Task goal:
From the records, report how many lines hold the word "this", with the number as the sole reply.

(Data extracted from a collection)
_ _ _
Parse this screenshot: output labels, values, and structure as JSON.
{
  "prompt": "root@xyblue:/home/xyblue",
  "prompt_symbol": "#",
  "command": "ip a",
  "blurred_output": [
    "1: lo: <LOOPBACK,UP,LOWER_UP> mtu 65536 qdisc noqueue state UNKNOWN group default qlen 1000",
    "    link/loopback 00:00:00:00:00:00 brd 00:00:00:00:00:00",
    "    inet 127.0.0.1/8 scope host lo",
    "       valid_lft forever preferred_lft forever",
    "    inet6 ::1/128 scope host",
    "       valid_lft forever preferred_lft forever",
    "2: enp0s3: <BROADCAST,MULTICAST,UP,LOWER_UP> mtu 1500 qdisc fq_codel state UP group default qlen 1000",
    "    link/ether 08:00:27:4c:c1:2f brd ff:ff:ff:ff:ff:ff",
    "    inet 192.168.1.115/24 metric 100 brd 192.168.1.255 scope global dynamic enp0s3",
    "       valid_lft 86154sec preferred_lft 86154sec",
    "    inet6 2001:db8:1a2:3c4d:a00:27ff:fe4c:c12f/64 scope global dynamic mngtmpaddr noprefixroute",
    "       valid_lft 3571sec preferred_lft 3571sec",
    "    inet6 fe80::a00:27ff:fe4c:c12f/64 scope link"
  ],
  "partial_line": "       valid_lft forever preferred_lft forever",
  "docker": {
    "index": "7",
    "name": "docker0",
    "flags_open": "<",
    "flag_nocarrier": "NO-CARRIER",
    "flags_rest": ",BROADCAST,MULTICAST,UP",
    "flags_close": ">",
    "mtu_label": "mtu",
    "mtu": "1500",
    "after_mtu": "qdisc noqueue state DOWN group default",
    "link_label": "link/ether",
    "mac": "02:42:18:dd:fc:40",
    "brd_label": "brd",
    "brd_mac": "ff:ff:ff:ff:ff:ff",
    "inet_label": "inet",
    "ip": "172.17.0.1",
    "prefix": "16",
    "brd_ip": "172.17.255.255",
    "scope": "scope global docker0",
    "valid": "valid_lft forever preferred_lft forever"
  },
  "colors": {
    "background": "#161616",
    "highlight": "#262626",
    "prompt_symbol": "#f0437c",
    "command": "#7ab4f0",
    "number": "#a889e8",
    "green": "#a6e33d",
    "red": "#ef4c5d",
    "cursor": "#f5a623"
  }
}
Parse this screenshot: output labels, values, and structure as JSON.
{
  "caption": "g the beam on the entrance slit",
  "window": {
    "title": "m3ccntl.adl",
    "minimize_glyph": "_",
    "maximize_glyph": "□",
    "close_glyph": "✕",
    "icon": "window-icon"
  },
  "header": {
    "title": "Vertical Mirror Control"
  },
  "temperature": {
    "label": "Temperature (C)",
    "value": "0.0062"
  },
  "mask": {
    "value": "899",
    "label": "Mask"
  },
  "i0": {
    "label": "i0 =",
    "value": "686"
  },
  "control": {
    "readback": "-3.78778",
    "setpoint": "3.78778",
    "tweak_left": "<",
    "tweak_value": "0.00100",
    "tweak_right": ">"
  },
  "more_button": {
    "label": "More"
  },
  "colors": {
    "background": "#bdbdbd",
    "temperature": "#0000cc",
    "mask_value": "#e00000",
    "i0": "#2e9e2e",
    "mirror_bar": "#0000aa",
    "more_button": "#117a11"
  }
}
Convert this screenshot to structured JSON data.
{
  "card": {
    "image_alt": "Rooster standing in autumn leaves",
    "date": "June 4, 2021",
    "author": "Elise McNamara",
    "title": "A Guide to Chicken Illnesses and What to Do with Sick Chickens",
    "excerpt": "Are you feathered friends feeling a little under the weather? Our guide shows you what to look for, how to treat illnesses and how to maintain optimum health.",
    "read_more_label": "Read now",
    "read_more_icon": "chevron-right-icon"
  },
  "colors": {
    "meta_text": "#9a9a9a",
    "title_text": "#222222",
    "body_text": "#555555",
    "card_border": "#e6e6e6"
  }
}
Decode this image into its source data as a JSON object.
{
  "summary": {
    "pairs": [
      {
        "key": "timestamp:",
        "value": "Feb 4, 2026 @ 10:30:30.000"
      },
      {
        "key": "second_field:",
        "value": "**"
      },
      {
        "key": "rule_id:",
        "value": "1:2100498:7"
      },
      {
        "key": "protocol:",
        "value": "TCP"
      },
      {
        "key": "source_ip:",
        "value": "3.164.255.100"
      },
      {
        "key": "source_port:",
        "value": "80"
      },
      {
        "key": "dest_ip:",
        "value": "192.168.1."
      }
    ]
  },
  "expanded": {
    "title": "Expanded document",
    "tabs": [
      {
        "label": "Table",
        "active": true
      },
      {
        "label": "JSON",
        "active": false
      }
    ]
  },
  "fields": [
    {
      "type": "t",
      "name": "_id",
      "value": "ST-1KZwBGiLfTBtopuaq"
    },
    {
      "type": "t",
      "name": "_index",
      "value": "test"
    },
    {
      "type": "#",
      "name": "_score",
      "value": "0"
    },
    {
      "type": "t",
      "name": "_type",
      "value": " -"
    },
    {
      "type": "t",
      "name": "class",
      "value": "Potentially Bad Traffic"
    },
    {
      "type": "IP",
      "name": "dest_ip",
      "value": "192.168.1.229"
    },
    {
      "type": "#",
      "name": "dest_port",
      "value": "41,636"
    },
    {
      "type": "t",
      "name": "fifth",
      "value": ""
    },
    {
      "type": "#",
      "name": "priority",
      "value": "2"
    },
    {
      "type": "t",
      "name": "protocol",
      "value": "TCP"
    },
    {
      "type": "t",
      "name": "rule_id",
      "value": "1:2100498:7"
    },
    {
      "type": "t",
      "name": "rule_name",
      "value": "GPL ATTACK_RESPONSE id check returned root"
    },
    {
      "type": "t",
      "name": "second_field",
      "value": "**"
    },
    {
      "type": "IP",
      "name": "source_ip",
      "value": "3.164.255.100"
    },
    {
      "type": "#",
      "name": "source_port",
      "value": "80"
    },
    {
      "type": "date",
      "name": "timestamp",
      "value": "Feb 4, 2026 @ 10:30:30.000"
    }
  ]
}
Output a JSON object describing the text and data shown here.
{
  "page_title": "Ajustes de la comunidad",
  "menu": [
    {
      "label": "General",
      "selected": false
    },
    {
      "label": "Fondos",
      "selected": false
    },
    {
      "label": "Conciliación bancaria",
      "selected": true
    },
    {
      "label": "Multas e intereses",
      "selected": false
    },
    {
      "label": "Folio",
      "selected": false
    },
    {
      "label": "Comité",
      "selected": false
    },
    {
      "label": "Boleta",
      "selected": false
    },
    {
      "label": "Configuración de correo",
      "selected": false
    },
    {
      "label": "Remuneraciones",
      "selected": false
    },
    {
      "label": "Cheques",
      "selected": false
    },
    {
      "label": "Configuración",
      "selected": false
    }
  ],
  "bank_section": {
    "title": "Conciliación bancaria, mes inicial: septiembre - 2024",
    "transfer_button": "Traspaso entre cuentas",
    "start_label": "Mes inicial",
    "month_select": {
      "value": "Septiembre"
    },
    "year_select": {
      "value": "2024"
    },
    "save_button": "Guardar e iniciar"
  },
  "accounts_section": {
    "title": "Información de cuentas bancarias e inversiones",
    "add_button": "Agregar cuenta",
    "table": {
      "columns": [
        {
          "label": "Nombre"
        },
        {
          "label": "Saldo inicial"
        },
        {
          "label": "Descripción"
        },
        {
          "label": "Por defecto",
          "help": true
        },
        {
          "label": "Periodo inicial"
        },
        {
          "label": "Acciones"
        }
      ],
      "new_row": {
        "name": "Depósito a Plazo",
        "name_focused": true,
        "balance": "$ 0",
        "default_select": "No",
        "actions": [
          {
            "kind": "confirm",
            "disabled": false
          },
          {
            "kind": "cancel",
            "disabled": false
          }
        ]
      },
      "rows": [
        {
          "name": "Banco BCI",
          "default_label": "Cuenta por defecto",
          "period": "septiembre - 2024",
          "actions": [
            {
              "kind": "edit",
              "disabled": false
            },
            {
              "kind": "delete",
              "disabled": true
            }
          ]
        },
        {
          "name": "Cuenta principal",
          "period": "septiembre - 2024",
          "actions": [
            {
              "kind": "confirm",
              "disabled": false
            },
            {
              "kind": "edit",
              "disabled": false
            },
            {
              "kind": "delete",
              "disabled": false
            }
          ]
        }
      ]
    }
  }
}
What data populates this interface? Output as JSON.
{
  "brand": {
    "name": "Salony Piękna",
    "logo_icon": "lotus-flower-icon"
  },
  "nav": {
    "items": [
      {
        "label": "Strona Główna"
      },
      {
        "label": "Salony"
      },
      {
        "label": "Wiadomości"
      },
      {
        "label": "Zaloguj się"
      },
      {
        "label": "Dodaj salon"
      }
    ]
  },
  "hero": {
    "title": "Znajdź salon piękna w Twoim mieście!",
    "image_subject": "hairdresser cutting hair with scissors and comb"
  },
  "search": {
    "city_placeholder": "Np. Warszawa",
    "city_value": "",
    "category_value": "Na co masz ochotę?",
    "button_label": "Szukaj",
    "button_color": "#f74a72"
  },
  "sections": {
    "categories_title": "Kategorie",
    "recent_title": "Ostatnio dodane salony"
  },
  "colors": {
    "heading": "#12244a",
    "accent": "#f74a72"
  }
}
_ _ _
Task result:
5